5 — Refr Ferðv 5III

edition interactive full text transcriptions old edition references concordance

 

Cite as: Edith Marold (ed.) 2017, ‘Hofgarða-Refr Gestsson, Ferðavísur 5’ in Kari Ellen Gade and Edith Marold (eds), Poetry from Treatises on Poetics. Skaldic Poetry of the Scandinavian Middle Ages 3. Turnhout: Brepols, p. 248.

Hrynja fjǫll á fyllar;
framm œsisk Glamma
skeið vetrliði skíða;
skaut bjǫrn Gusis nauta.

 

Mountains fall into the sea; now {the bear of planks} [SHIP] rushes forward on {the race-course of Glammi}; [SEA] {the bear {of the gifts of Gusir}} [ARROWS > = Ǫrvar-Oddr] shot.

context: The stanza is cited in Skm (SnE) to exemplify fyllr being used as a heiti for ‘sea’.

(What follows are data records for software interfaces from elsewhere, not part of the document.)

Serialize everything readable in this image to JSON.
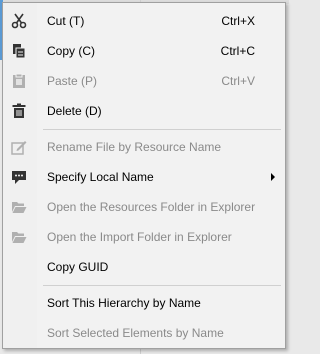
{
  "context_menu": {
    "items": [
      {
        "label": "Cut (T)",
        "shortcut": "Ctrl+X",
        "icon": "scissors-icon",
        "enabled": true
      },
      {
        "label": "Copy (C)",
        "shortcut": "Ctrl+C",
        "icon": "copy-icon",
        "enabled": true
      },
      {
        "label": "Paste (P)",
        "shortcut": "Ctrl+V",
        "icon": "paste-icon",
        "enabled": false
      },
      {
        "label": "Delete (D)",
        "shortcut": "",
        "icon": "trash-icon",
        "enabled": true
      },
      {
        "label": "Rename File by Resource Name",
        "shortcut": "",
        "icon": "rename-icon",
        "enabled": false
      },
      {
        "label": "Specify Local Name",
        "shortcut": "",
        "icon": "comment-icon",
        "enabled": true,
        "submenu": true
      },
      {
        "label": "Open the Resources Folder in Explorer",
        "shortcut": "",
        "icon": "folder-open-icon",
        "enabled": false
      },
      {
        "label": "Open the Import Folder in Explorer",
        "shortcut": "",
        "icon": "folder-open-icon",
        "enabled": false
      },
      {
        "label": "Copy GUID",
        "shortcut": "",
        "icon": "",
        "enabled": true
      },
      {
        "label": "Sort This Hierarchy by Name",
        "shortcut": "",
        "icon": "",
        "enabled": true
      },
      {
        "label": "Sort Selected Elements by Name",
        "shortcut": "",
        "icon": "",
        "enabled": false
      }
    ]
  },
  "colors": {
    "menu_bg": "#f2f2f2",
    "disabled_text": "#8a8a8a",
    "enabled_icon": "#333333",
    "disabled_icon": "#b0b0b0"
  }
}
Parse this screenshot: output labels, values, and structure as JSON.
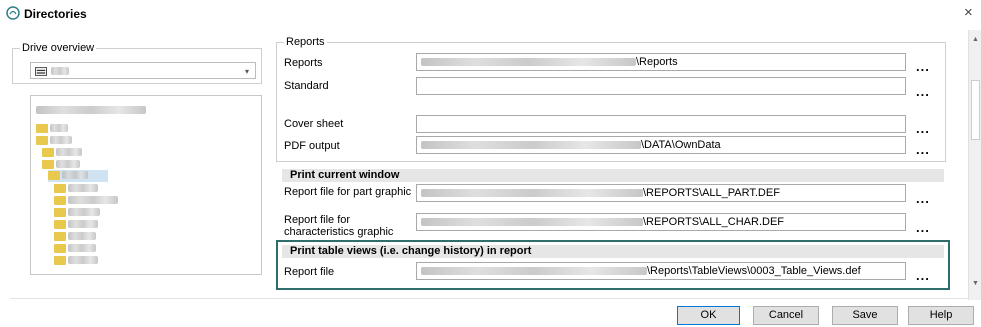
{
  "window": {
    "title": "Directories",
    "close_glyph": "×",
    "icon": "directories-app-icon"
  },
  "drive_overview": {
    "group_label": "Drive overview",
    "combo_arrow_glyph": "▾"
  },
  "reports_group": {
    "group_label": "Reports",
    "rows": [
      {
        "label": "Reports",
        "value_suffix": "\\Reports"
      },
      {
        "label": "Standard",
        "value_suffix": ""
      },
      {
        "label": "Cover sheet",
        "value_suffix": ""
      },
      {
        "label": "PDF output",
        "value_suffix": "\\DATA\\OwnData"
      }
    ]
  },
  "print_current_window": {
    "header": "Print current window",
    "rows": [
      {
        "label": "Report file for part graphic",
        "value_suffix": "\\REPORTS\\ALL_PART.DEF"
      },
      {
        "label": "Report file for characteristics graphic",
        "value_suffix": "\\REPORTS\\ALL_CHAR.DEF"
      }
    ]
  },
  "print_table_views": {
    "header": "Print table views (i.e. change history) in report",
    "rows": [
      {
        "label": "Report file",
        "value_suffix": "\\Reports\\TableViews\\0003_Table_Views.def"
      }
    ]
  },
  "browse_glyph": "...",
  "buttons": {
    "ok": "OK",
    "cancel": "Cancel",
    "save": "Save",
    "help": "Help"
  },
  "scrollbar": {
    "up_glyph": "▲",
    "down_glyph": "▼"
  },
  "colors": {
    "highlight_border": "#2e6f6b",
    "section_header_bg": "#e6e6e6",
    "folder": "#e8c94e"
  }
}
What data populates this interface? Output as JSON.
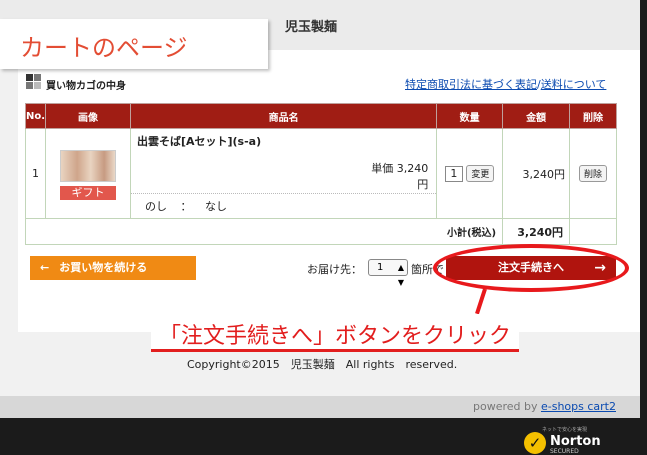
{
  "shop": {
    "name": "児玉製麺"
  },
  "callout": {
    "page_label": "カートのページ",
    "instruction": "「注文手続きへ」ボタンをクリック"
  },
  "cart": {
    "heading": "買い物カゴの中身",
    "links": {
      "tokutei": "特定商取引法に基づく表記",
      "separator": "/",
      "shipping": "送料について"
    },
    "columns": [
      "No.",
      "画像",
      "商品名",
      "数量",
      "金額",
      "削除"
    ],
    "items": [
      {
        "no": "1",
        "gift_label": "ギフト",
        "name": "出雲そば[Aセット](s-a)",
        "unit_price_label": "単価",
        "unit_price": "3,240",
        "currency": "円",
        "noshi_label": "のし",
        "noshi_sep": "：",
        "noshi_value": "なし",
        "qty": "1",
        "change_label": "変更",
        "amount": "3,240円",
        "delete_label": "削除"
      }
    ],
    "subtotal_label": "小計(税込)",
    "subtotal_value": "3,240円"
  },
  "actions": {
    "continue_label": "お買い物を続ける",
    "continue_icon": "arrow-left-icon",
    "deliver_label": "お届け先：",
    "deliver_value": "1",
    "deliver_suffix": "箇所で",
    "checkout_label": "注文手続きへ",
    "checkout_icon": "arrow-right-icon"
  },
  "footer": {
    "copyright": "Copyright©2015　児玉製麺　All rights　reserved.",
    "powered_by": "powered by",
    "powered_link": "e-shops cart2"
  },
  "badge": {
    "top": "ネットで安心を実現",
    "name": "Norton",
    "sub": "SECURED"
  },
  "colors": {
    "header_red": "#a01d14",
    "checkout_red": "#b0140e",
    "continue_orange": "#f08a14",
    "annotation_red": "#e8191c"
  }
}
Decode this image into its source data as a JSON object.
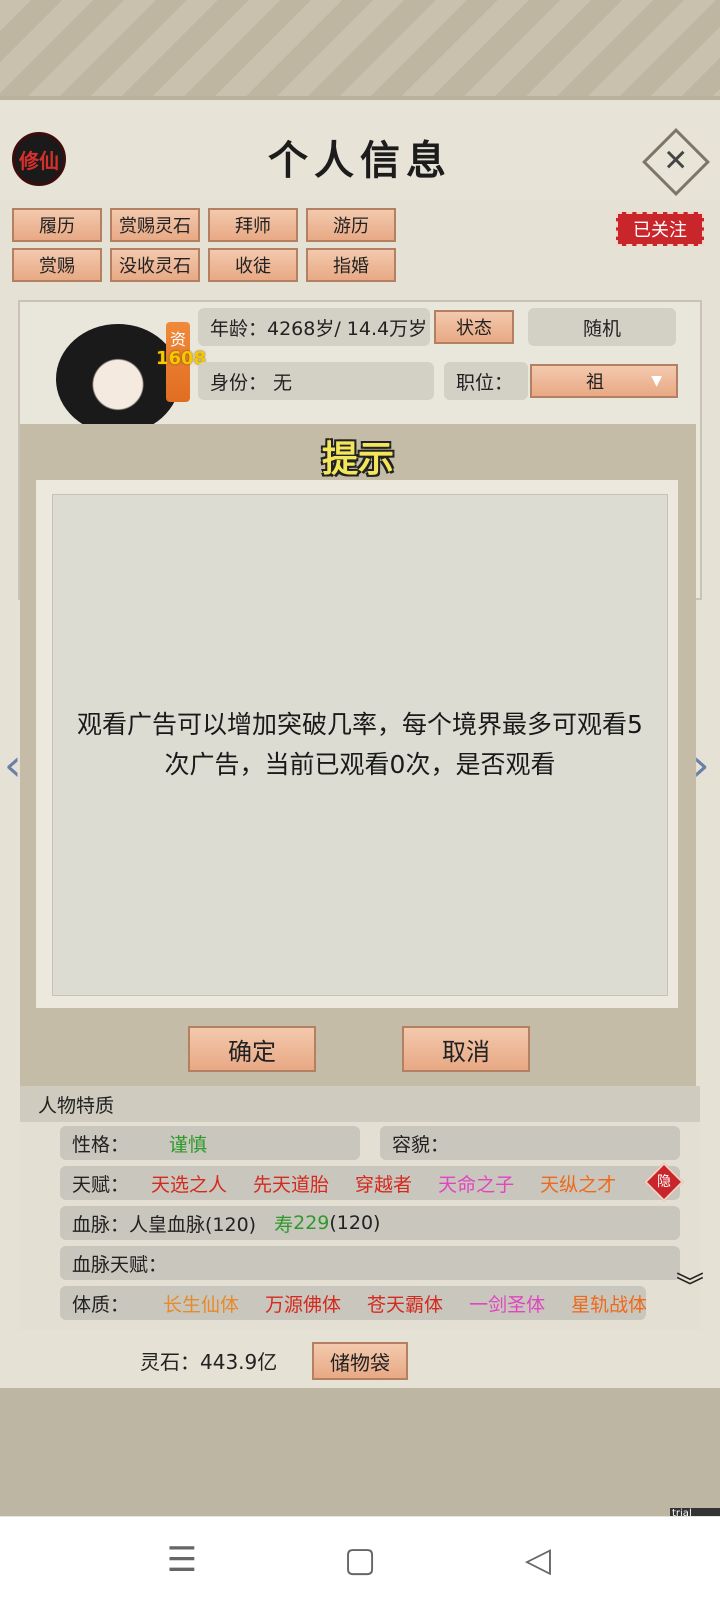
{
  "title": "个人信息",
  "badge_label": "修仙",
  "close_glyph": "✕",
  "followed_label": "已关注",
  "action_buttons": [
    "履历",
    "赏赐灵石",
    "拜师",
    "游历",
    "赏赐",
    "没收灵石",
    "收徒",
    "指婚"
  ],
  "profile": {
    "zi_label": "资",
    "zi_value": "1608",
    "age_text": "年龄：4268岁/ 14.4万岁",
    "status_button": "状态",
    "random_button": "随机",
    "identity_text": "身份：  无",
    "position_label": "职位：",
    "position_value": "祖"
  },
  "modal": {
    "title": "提示",
    "message": "观看广告可以增加突破几率，每个境界最多可观看5次广告，当前已观看0次，是否观看",
    "confirm_label": "确定",
    "cancel_label": "取消"
  },
  "traits": {
    "header": "人物特质",
    "personality_label": "性格：",
    "personality_value": "谨慎",
    "appearance_label": "容貌：",
    "talent_label": "天赋：",
    "talents": [
      {
        "text": "天选之人",
        "color": "#d42a1f"
      },
      {
        "text": "先天道胎",
        "color": "#d42a1f"
      },
      {
        "text": "穿越者",
        "color": "#d42a1f"
      },
      {
        "text": "天命之子",
        "color": "#e046c0"
      },
      {
        "text": "天纵之才",
        "color": "#ee6a1a"
      }
    ],
    "hidden_badge": "隐",
    "bloodline_label": "血脉：人皇血脉(120)",
    "bloodline_life_prefix": "寿",
    "bloodline_life_value": "229",
    "bloodline_life_suffix": "(120)",
    "bloodline_talent_label": "血脉天赋：",
    "physique_label": "体质：",
    "physiques": [
      {
        "text": "长生仙体",
        "color": "#e78a2a"
      },
      {
        "text": "万源佛体",
        "color": "#d42a1f"
      },
      {
        "text": "苍天霸体",
        "color": "#d42a1f"
      },
      {
        "text": "一剑圣体",
        "color": "#e046c0"
      },
      {
        "text": "星轨战体",
        "color": "#ee6a1a"
      }
    ]
  },
  "footer": {
    "lingshi_text": "灵石：443.9亿",
    "bag_label": "储物袋"
  },
  "watermark": "trial version",
  "nav": {
    "menu_glyph": "☰",
    "home_glyph": "▢",
    "back_glyph": "◁"
  }
}
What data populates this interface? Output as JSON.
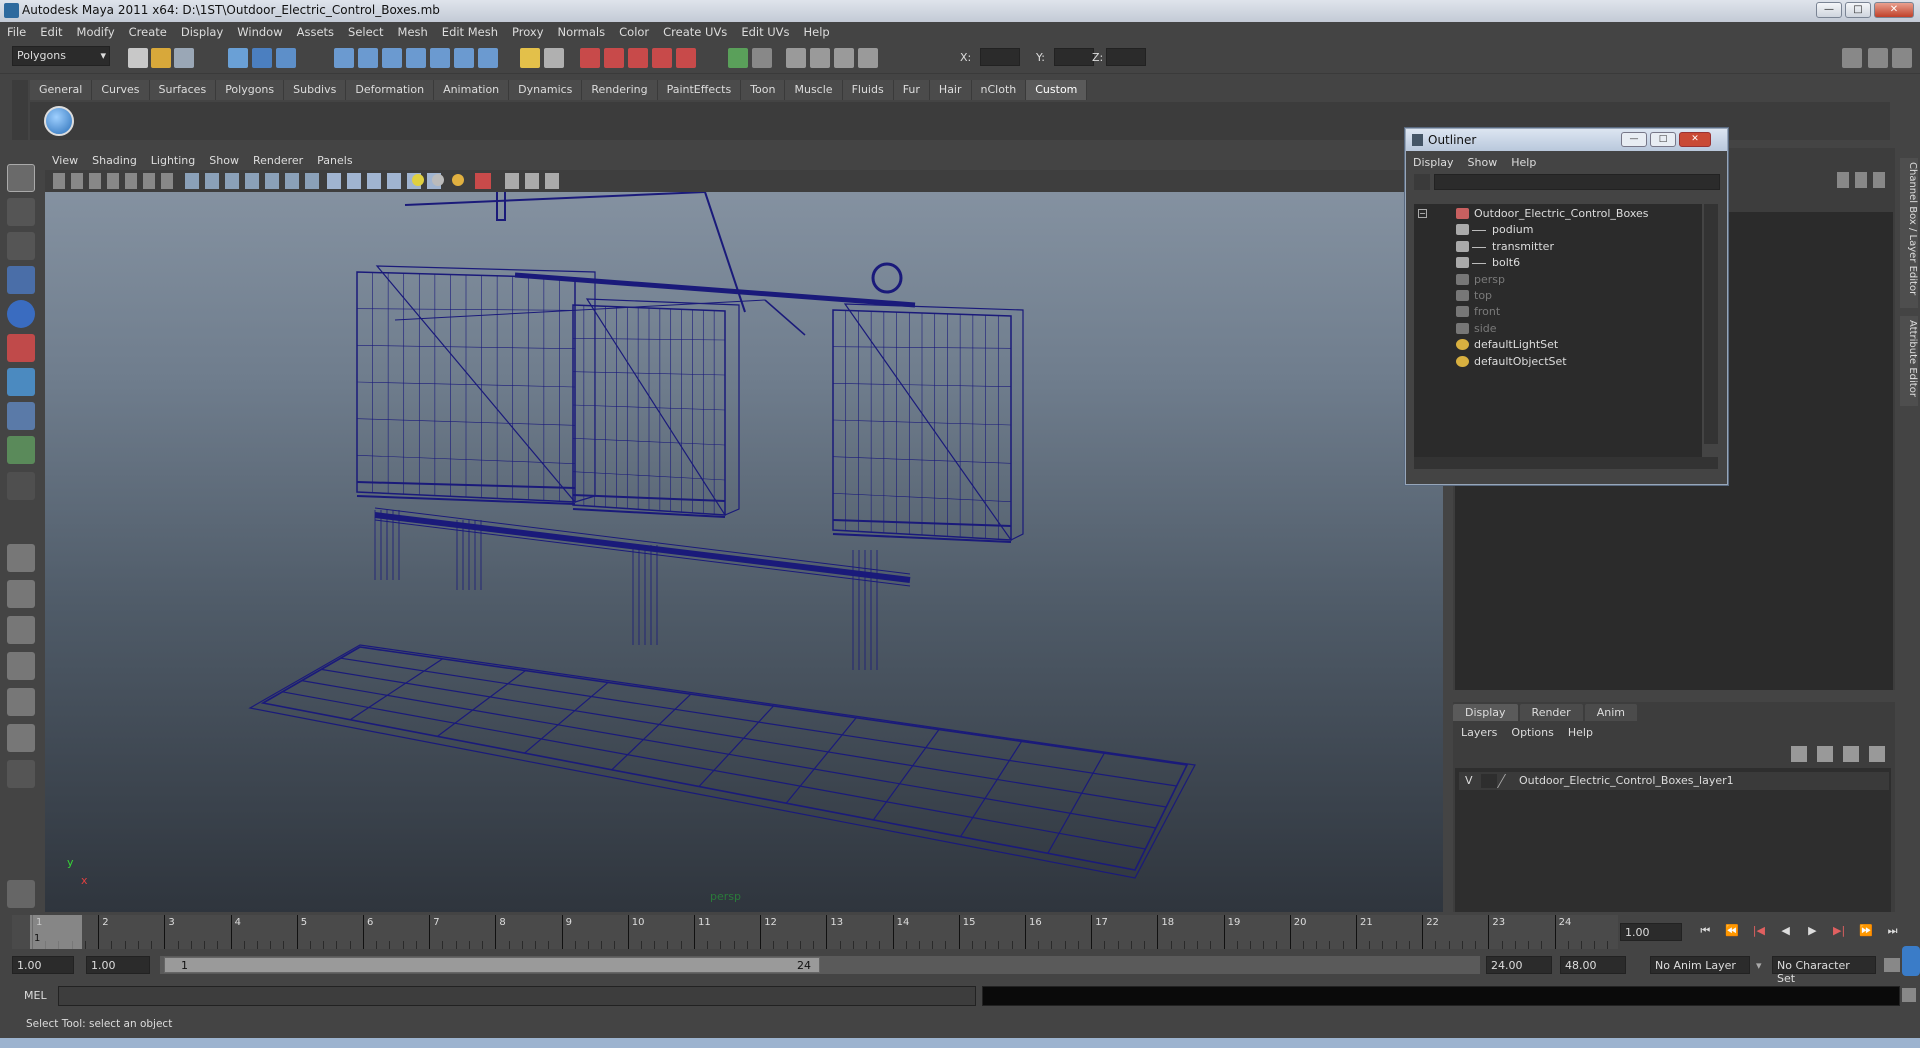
{
  "window": {
    "title": "Autodesk Maya 2011 x64: D:\\1ST\\Outdoor_Electric_Control_Boxes.mb",
    "minimize": "—",
    "maximize": "□",
    "close": "✕"
  },
  "menubar": [
    "File",
    "Edit",
    "Modify",
    "Create",
    "Display",
    "Window",
    "Assets",
    "Select",
    "Mesh",
    "Edit Mesh",
    "Proxy",
    "Normals",
    "Color",
    "Create UVs",
    "Edit UVs",
    "Help"
  ],
  "statusline": {
    "menuset": "Polygons",
    "x_label": "X:",
    "y_label": "Y:",
    "z_label": "Z:"
  },
  "shelf": {
    "tabs": [
      "General",
      "Curves",
      "Surfaces",
      "Polygons",
      "Subdivs",
      "Deformation",
      "Animation",
      "Dynamics",
      "Rendering",
      "PaintEffects",
      "Toon",
      "Muscle",
      "Fluids",
      "Fur",
      "Hair",
      "nCloth",
      "Custom"
    ],
    "active": "Custom"
  },
  "viewport": {
    "menu": [
      "View",
      "Shading",
      "Lighting",
      "Show",
      "Renderer",
      "Panels"
    ],
    "camera_label": "persp",
    "axis_x": "x",
    "axis_y": "y",
    "wire_color": "#1a1a7a"
  },
  "outliner": {
    "title": "Outliner",
    "menu": [
      "Display",
      "Show",
      "Help"
    ],
    "items": [
      {
        "label": "Outdoor_Electric_Control_Boxes",
        "indent": 0,
        "kind": "group",
        "dim": false
      },
      {
        "label": "podium",
        "indent": 1,
        "kind": "mesh",
        "dim": false
      },
      {
        "label": "transmitter",
        "indent": 1,
        "kind": "mesh",
        "dim": false
      },
      {
        "label": "bolt6",
        "indent": 1,
        "kind": "mesh",
        "dim": false
      },
      {
        "label": "persp",
        "indent": 0,
        "kind": "camera",
        "dim": true
      },
      {
        "label": "top",
        "indent": 0,
        "kind": "camera",
        "dim": true
      },
      {
        "label": "front",
        "indent": 0,
        "kind": "camera",
        "dim": true
      },
      {
        "label": "side",
        "indent": 0,
        "kind": "camera",
        "dim": true
      },
      {
        "label": "defaultLightSet",
        "indent": 0,
        "kind": "set",
        "dim": false
      },
      {
        "label": "defaultObjectSet",
        "indent": 0,
        "kind": "set",
        "dim": false
      }
    ]
  },
  "sidetabs": [
    "Channel Box / Layer Editor",
    "Attribute Editor"
  ],
  "layers": {
    "tabs": [
      "Display",
      "Render",
      "Anim"
    ],
    "active": "Display",
    "menu": [
      "Layers",
      "Options",
      "Help"
    ],
    "rows": [
      {
        "visible": "V",
        "name": "Outdoor_Electric_Control_Boxes_layer1"
      }
    ]
  },
  "timeline": {
    "ticks": [
      "1",
      "2",
      "3",
      "4",
      "5",
      "6",
      "7",
      "8",
      "9",
      "10",
      "11",
      "12",
      "13",
      "14",
      "15",
      "16",
      "17",
      "18",
      "19",
      "20",
      "21",
      "22",
      "23",
      "24"
    ],
    "current_frame": "1",
    "current_time_field": "1.00"
  },
  "range": {
    "start_time": "1.00",
    "playback_start": "1.00",
    "range_start_label": "1",
    "range_end_label": "24",
    "playback_end": "24.00",
    "end_time": "48.00",
    "anim_layer": "No Anim Layer",
    "character_set": "No Character Set"
  },
  "command": {
    "label": "MEL"
  },
  "helpline": "Select Tool: select an object"
}
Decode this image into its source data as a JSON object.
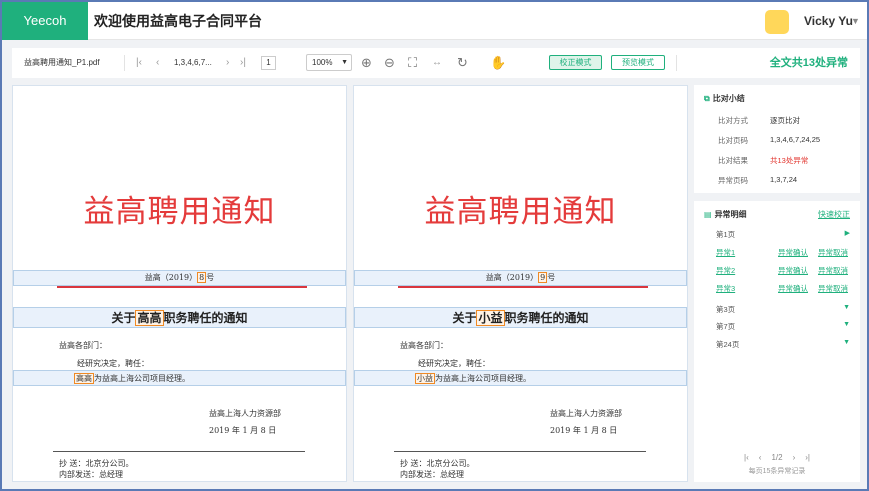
{
  "header": {
    "logo": "Yeecoh",
    "title": "欢迎使用益高电子合同平台",
    "username": "Vicky Yu"
  },
  "toolbar": {
    "filename": "益高聘用通知_P1.pdf",
    "pages": "1,3,4,6,7...",
    "current_page": "1",
    "zoom": "100%",
    "mode_proof": "校正模式",
    "mode_preview": "预览模式",
    "total_anomalies": "全文共13处异常"
  },
  "doc_left": {
    "title": "益高聘用通知",
    "num_prefix": "益高（2019）",
    "num_highlight": "8",
    "num_suffix": "号",
    "heading_prefix": "关于",
    "heading_highlight": "高高",
    "heading_suffix": "职务聘任的通知",
    "dept": "益高各部门：",
    "line1": "经研究决定，聘任：",
    "person_highlight": "高高",
    "person_rest": "为益高上海公司项目经理。",
    "sign_org": "益高上海人力资源部",
    "sign_date": "2019 年 1 月 8 日",
    "cc": "抄  送：北京分公司。",
    "internal": "内部发送：总经理"
  },
  "doc_right": {
    "title": "益高聘用通知",
    "num_prefix": "益高（2019）",
    "num_highlight": "9",
    "num_suffix": "号",
    "heading_prefix": "关于",
    "heading_highlight": "小益",
    "heading_suffix": "职务聘任的通知",
    "dept": "益高各部门：",
    "line1": "经研究决定，聘任：",
    "person_highlight": "小益",
    "person_rest": "为益高上海公司项目经理。",
    "sign_org": "益高上海人力资源部",
    "sign_date": "2019 年 1 月 8 日",
    "cc": "抄  送：北京分公司。",
    "internal": "内部发送：总经理"
  },
  "summary": {
    "title": "比对小结",
    "rows": [
      {
        "label": "比对方式",
        "value": "逐页比对"
      },
      {
        "label": "比对页码",
        "value": "1,3,4,6,7,24,25"
      },
      {
        "label": "比对结果",
        "value": "共13处异常"
      },
      {
        "label": "异常页码",
        "value": "1,3,7,24"
      }
    ]
  },
  "details": {
    "title": "异常明细",
    "quick": "快速校正",
    "page1": "第1页",
    "anomalies": [
      "异常1",
      "异常2",
      "异常3"
    ],
    "confirm": "异常确认",
    "cancel": "异常取消",
    "pages_collapsed": [
      "第3页",
      "第7页",
      "第24页"
    ],
    "pager": "1/2",
    "pager_note": "每页15条异常记录"
  },
  "colors": {
    "brand": "#1fb07d",
    "doc_title": "#e43b3b",
    "highlight_border": "#f08a24"
  }
}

notes: The present interpretation, which relates this stanza to an episode from Ǫrvar-Odds saga (Ǫrv 1888, 40-8), namely Ǫrvar-Oddr’s voyage to Bjarmaland, follows Marold (2006a). According to that interpretation, which adheres to the straightforward syntax and involves no over-determined kennings, the stanza depicts the events which resemble an episode described in the prose of Ǫrvar-Odds saga: mountains (the massive rocks hurled by giants) fall into the sea, creating tremendous waves, and the ship rushes forward. Later the hero, standing behind a bear decoy made of the hide of the killed animal, shoots at a threatening giantess with the famous arrows of Gusir (see Note to l. 4 below). For other attempts at interpretations, see Notes below.

texts: Skm 367, SnE 369

editions: Skj Hofgarða-Refr Gestsson: 4. Et rejsedigt 5 (AI, 321; BI, 297); Skald I, 151, NN §§785, 2988H, 3197B; SnE 1848-87, I, 502-3, II, 452, 535, 601, III, 105, SnE 1931, 176, SnE 1998, I, 96.

sources

GKS 2367 4° (R) 38v, 14 - 38v, 15 (SnE)  image  image  image  
Traj 1374x (Tx) 40r, 23 - 40r, 23 (SnE)  image  
AM 748 I b 4° (A) 13v, 11 - 13v, 12 (SnE)  transcr.  image  image  
AM 757 a 4° (B) 6r, 13 - 6r, 14 (SnE)  image  image  image  image  
AM 744 4°x (744x) 36v, 9 - 36v, 12 (SnE)  image  
AM 748 II 4° (C) 7v, 28 - 7v, 30 (SnE)  image  image  
AM 761 b 4°x (761bx) 278r, 2 - 278r, 5  image  
Runic data from Samnordisk runtextdatabas, Uppsala universitet, unless otherwise stated